The effect of a pathogen encounter with its host is far from predictable. An agent may induce devastating disease in one setting and not even cause a rash in another setting. For accurate epidemiological models, disease management, and long-term predictions, knowledge about factors underlying disease susceptibility, resistance, and severity is essential. This proposal uses an ecologically and economically relevant model of parasitic disease in salmonids to characterize such factors.
What is the impact of early life conditions and parental experiences on disease resistance in salmonid fish? What are the underlying molecular mechanisms? Own epidemiological and genetic data suggest that early life experiences, and potentially even parental experiences, play an essential role in the immune reaction of the salmonid flagship species brown trout Salmo trutta to the myxozoan parasite Tetracapsuloides bryosalmonae. These observations align with data from insects and birds on cross-generational immunity (also called "immune priming").
We use the brown trout - Tetracapsuloides bryosalmonae model to study the impact of rearing environment on disease severity, from the molecular to the macroscopic level, across two generations. We will
The results will improve our understanding of the immune responses in this important salmonid species with respect to cellular/molecular immunity and host-parasite interactions. From this we can hypthesize how rearing/environment (and genetics) may predict an individual’s response towards infection later in life.
We also expect to obtain key insights into immune priming in vertebrates.

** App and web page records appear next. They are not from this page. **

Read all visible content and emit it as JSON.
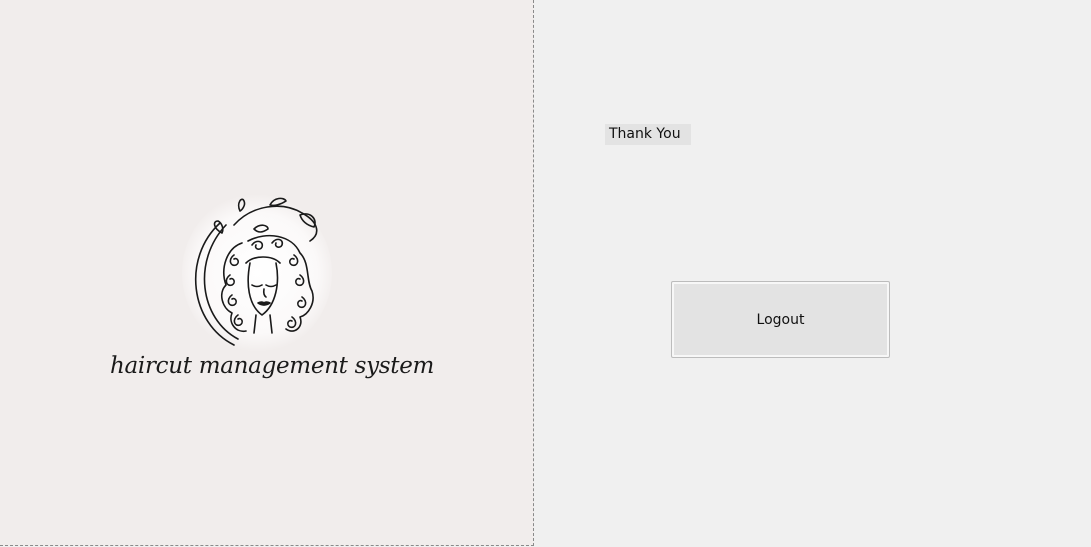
{
  "left_panel": {
    "logo": {
      "icon": "woman-curly-hair-logo-icon",
      "caption": "haircut management system"
    }
  },
  "right_panel": {
    "message": "Thank You",
    "logout_label": "Logout"
  },
  "colors": {
    "left_panel_bg": "#f1edec",
    "window_bg": "#f0f0f0",
    "button_bg": "#e3e3e3"
  }
}
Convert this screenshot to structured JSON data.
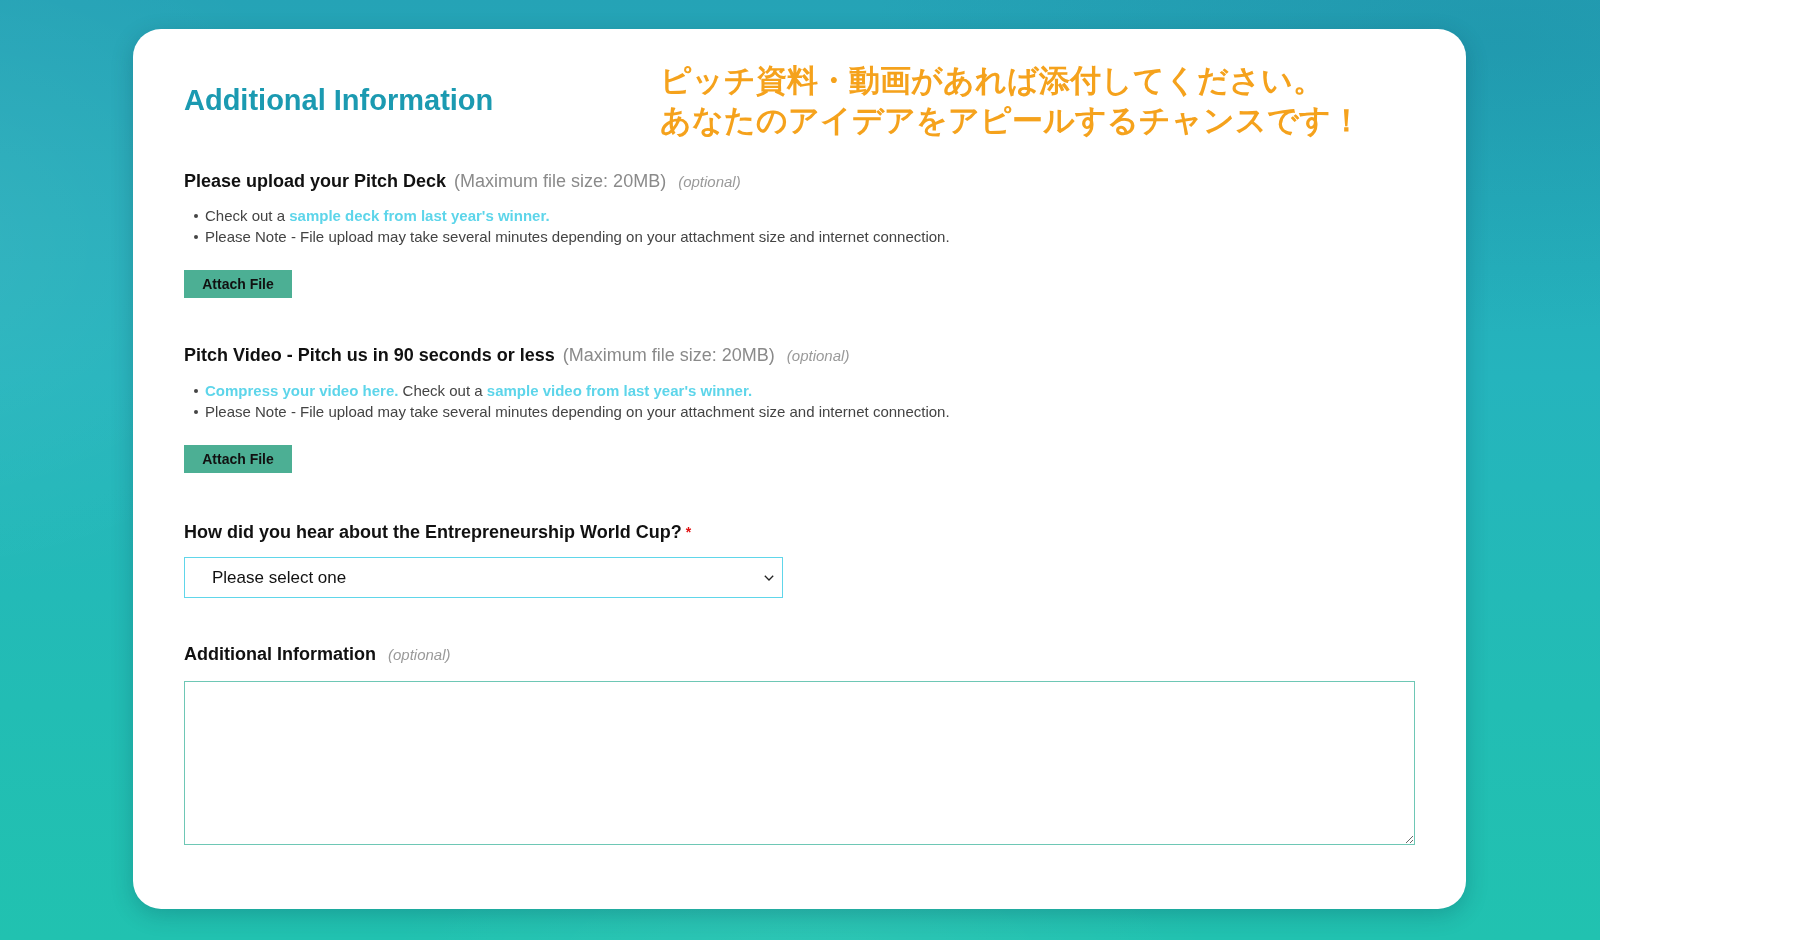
{
  "header": {
    "title": "Additional Information",
    "promo_lines": [
      "ピッチ資料・動画があれば添付してください。",
      "あなたのアイデアをアピールするチャンスです！"
    ]
  },
  "upload_sections": [
    {
      "label": "Please upload your Pitch Deck",
      "size_note": "(Maximum file size: 20MB)",
      "optional_note": "(optional)",
      "notes": [
        [
          {
            "kind": "text",
            "text": "Check out a "
          },
          {
            "kind": "link",
            "text": "sample deck from last year's winner."
          }
        ],
        [
          {
            "kind": "text",
            "text": "Please Note - File upload may take several minutes depending on your attachment size and internet connection."
          }
        ]
      ],
      "button": "Attach File"
    },
    {
      "label": "Pitch Video - Pitch us in 90 seconds or less",
      "size_note": "(Maximum file size: 20MB)",
      "optional_note": "(optional)",
      "notes": [
        [
          {
            "kind": "link",
            "text": "Compress your video here."
          },
          {
            "kind": "text",
            "text": " Check out a "
          },
          {
            "kind": "link",
            "text": "sample video from last year's winner."
          }
        ],
        [
          {
            "kind": "text",
            "text": "Please Note - File upload may take several minutes depending on your attachment size and internet connection."
          }
        ]
      ],
      "button": "Attach File"
    }
  ],
  "referral_question": {
    "label": "How did you hear about the Entrepreneurship World Cup?",
    "required_mark": "*",
    "select_value": "Please select one"
  },
  "additional_info": {
    "label": "Additional Information",
    "optional_note": "(optional)"
  }
}
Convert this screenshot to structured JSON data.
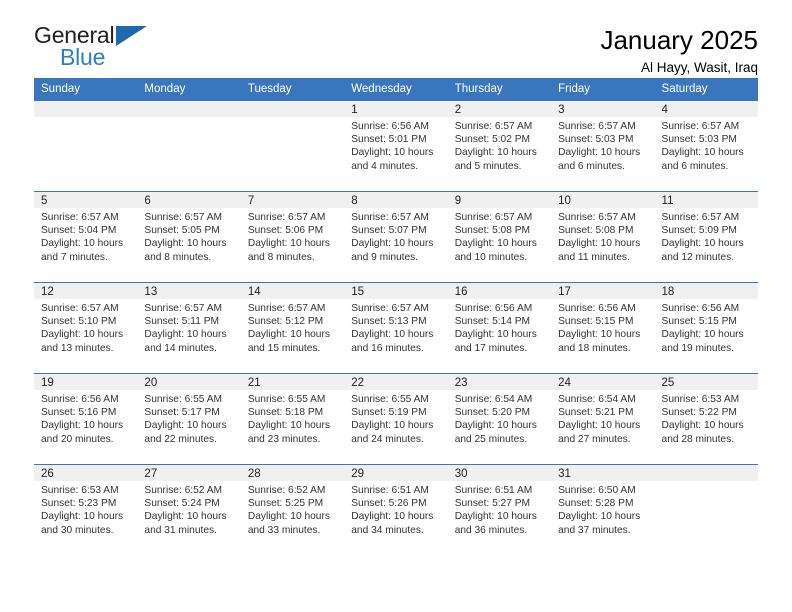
{
  "brand": {
    "name_top": "General",
    "name_bottom": "Blue",
    "accent_color": "#2a7fc9",
    "triangle_color": "#1d69ab"
  },
  "header": {
    "title": "January 2025",
    "subtitle": "Al Hayy, Wasit, Iraq"
  },
  "calendar": {
    "header_bg": "#3a76bd",
    "daynum_bg": "#f0f0f0",
    "weekdays": [
      "Sunday",
      "Monday",
      "Tuesday",
      "Wednesday",
      "Thursday",
      "Friday",
      "Saturday"
    ],
    "weeks": [
      [
        {
          "day": "",
          "lines": []
        },
        {
          "day": "",
          "lines": []
        },
        {
          "day": "",
          "lines": []
        },
        {
          "day": "1",
          "lines": [
            "Sunrise: 6:56 AM",
            "Sunset: 5:01 PM",
            "Daylight: 10 hours",
            "and 4 minutes."
          ]
        },
        {
          "day": "2",
          "lines": [
            "Sunrise: 6:57 AM",
            "Sunset: 5:02 PM",
            "Daylight: 10 hours",
            "and 5 minutes."
          ]
        },
        {
          "day": "3",
          "lines": [
            "Sunrise: 6:57 AM",
            "Sunset: 5:03 PM",
            "Daylight: 10 hours",
            "and 6 minutes."
          ]
        },
        {
          "day": "4",
          "lines": [
            "Sunrise: 6:57 AM",
            "Sunset: 5:03 PM",
            "Daylight: 10 hours",
            "and 6 minutes."
          ]
        }
      ],
      [
        {
          "day": "5",
          "lines": [
            "Sunrise: 6:57 AM",
            "Sunset: 5:04 PM",
            "Daylight: 10 hours",
            "and 7 minutes."
          ]
        },
        {
          "day": "6",
          "lines": [
            "Sunrise: 6:57 AM",
            "Sunset: 5:05 PM",
            "Daylight: 10 hours",
            "and 8 minutes."
          ]
        },
        {
          "day": "7",
          "lines": [
            "Sunrise: 6:57 AM",
            "Sunset: 5:06 PM",
            "Daylight: 10 hours",
            "and 8 minutes."
          ]
        },
        {
          "day": "8",
          "lines": [
            "Sunrise: 6:57 AM",
            "Sunset: 5:07 PM",
            "Daylight: 10 hours",
            "and 9 minutes."
          ]
        },
        {
          "day": "9",
          "lines": [
            "Sunrise: 6:57 AM",
            "Sunset: 5:08 PM",
            "Daylight: 10 hours",
            "and 10 minutes."
          ]
        },
        {
          "day": "10",
          "lines": [
            "Sunrise: 6:57 AM",
            "Sunset: 5:08 PM",
            "Daylight: 10 hours",
            "and 11 minutes."
          ]
        },
        {
          "day": "11",
          "lines": [
            "Sunrise: 6:57 AM",
            "Sunset: 5:09 PM",
            "Daylight: 10 hours",
            "and 12 minutes."
          ]
        }
      ],
      [
        {
          "day": "12",
          "lines": [
            "Sunrise: 6:57 AM",
            "Sunset: 5:10 PM",
            "Daylight: 10 hours",
            "and 13 minutes."
          ]
        },
        {
          "day": "13",
          "lines": [
            "Sunrise: 6:57 AM",
            "Sunset: 5:11 PM",
            "Daylight: 10 hours",
            "and 14 minutes."
          ]
        },
        {
          "day": "14",
          "lines": [
            "Sunrise: 6:57 AM",
            "Sunset: 5:12 PM",
            "Daylight: 10 hours",
            "and 15 minutes."
          ]
        },
        {
          "day": "15",
          "lines": [
            "Sunrise: 6:57 AM",
            "Sunset: 5:13 PM",
            "Daylight: 10 hours",
            "and 16 minutes."
          ]
        },
        {
          "day": "16",
          "lines": [
            "Sunrise: 6:56 AM",
            "Sunset: 5:14 PM",
            "Daylight: 10 hours",
            "and 17 minutes."
          ]
        },
        {
          "day": "17",
          "lines": [
            "Sunrise: 6:56 AM",
            "Sunset: 5:15 PM",
            "Daylight: 10 hours",
            "and 18 minutes."
          ]
        },
        {
          "day": "18",
          "lines": [
            "Sunrise: 6:56 AM",
            "Sunset: 5:15 PM",
            "Daylight: 10 hours",
            "and 19 minutes."
          ]
        }
      ],
      [
        {
          "day": "19",
          "lines": [
            "Sunrise: 6:56 AM",
            "Sunset: 5:16 PM",
            "Daylight: 10 hours",
            "and 20 minutes."
          ]
        },
        {
          "day": "20",
          "lines": [
            "Sunrise: 6:55 AM",
            "Sunset: 5:17 PM",
            "Daylight: 10 hours",
            "and 22 minutes."
          ]
        },
        {
          "day": "21",
          "lines": [
            "Sunrise: 6:55 AM",
            "Sunset: 5:18 PM",
            "Daylight: 10 hours",
            "and 23 minutes."
          ]
        },
        {
          "day": "22",
          "lines": [
            "Sunrise: 6:55 AM",
            "Sunset: 5:19 PM",
            "Daylight: 10 hours",
            "and 24 minutes."
          ]
        },
        {
          "day": "23",
          "lines": [
            "Sunrise: 6:54 AM",
            "Sunset: 5:20 PM",
            "Daylight: 10 hours",
            "and 25 minutes."
          ]
        },
        {
          "day": "24",
          "lines": [
            "Sunrise: 6:54 AM",
            "Sunset: 5:21 PM",
            "Daylight: 10 hours",
            "and 27 minutes."
          ]
        },
        {
          "day": "25",
          "lines": [
            "Sunrise: 6:53 AM",
            "Sunset: 5:22 PM",
            "Daylight: 10 hours",
            "and 28 minutes."
          ]
        }
      ],
      [
        {
          "day": "26",
          "lines": [
            "Sunrise: 6:53 AM",
            "Sunset: 5:23 PM",
            "Daylight: 10 hours",
            "and 30 minutes."
          ]
        },
        {
          "day": "27",
          "lines": [
            "Sunrise: 6:52 AM",
            "Sunset: 5:24 PM",
            "Daylight: 10 hours",
            "and 31 minutes."
          ]
        },
        {
          "day": "28",
          "lines": [
            "Sunrise: 6:52 AM",
            "Sunset: 5:25 PM",
            "Daylight: 10 hours",
            "and 33 minutes."
          ]
        },
        {
          "day": "29",
          "lines": [
            "Sunrise: 6:51 AM",
            "Sunset: 5:26 PM",
            "Daylight: 10 hours",
            "and 34 minutes."
          ]
        },
        {
          "day": "30",
          "lines": [
            "Sunrise: 6:51 AM",
            "Sunset: 5:27 PM",
            "Daylight: 10 hours",
            "and 36 minutes."
          ]
        },
        {
          "day": "31",
          "lines": [
            "Sunrise: 6:50 AM",
            "Sunset: 5:28 PM",
            "Daylight: 10 hours",
            "and 37 minutes."
          ]
        },
        {
          "day": "",
          "lines": []
        }
      ]
    ]
  }
}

This is highly relevant for current debates regarding multigenerational impacts of environmental parameters on human individuals as well as populations. Among vertebrates, fish are particularly useful to disentangle effects mediated by non-genetic inheritance, brood care, intrauterine development and nursing. Given the overall conservation of vertebrate molecular biology, our model will hopefully provide data fruitful for continued studies with relevance for human health. Trans-generational imprinting is a topic of current debate and investigation where our improved understanding of this phenomenon would greatly benefit overall managament of human health, disease management in aquaculture and stock breeding, as well as wild life management.
This project is supported by a project grant from SNSF awarded to I. Adrian-Kalchhauser.
Project team: Heike Schmidt-Posthaus, Helena Saura Martinez, James Ord, Dragan Stajic, Irene Adrian-Kalchhauser
Collaborators: Stephanie Talker (IVI, Uni Bern), Monica Hongroe Solbakken (Oslo University)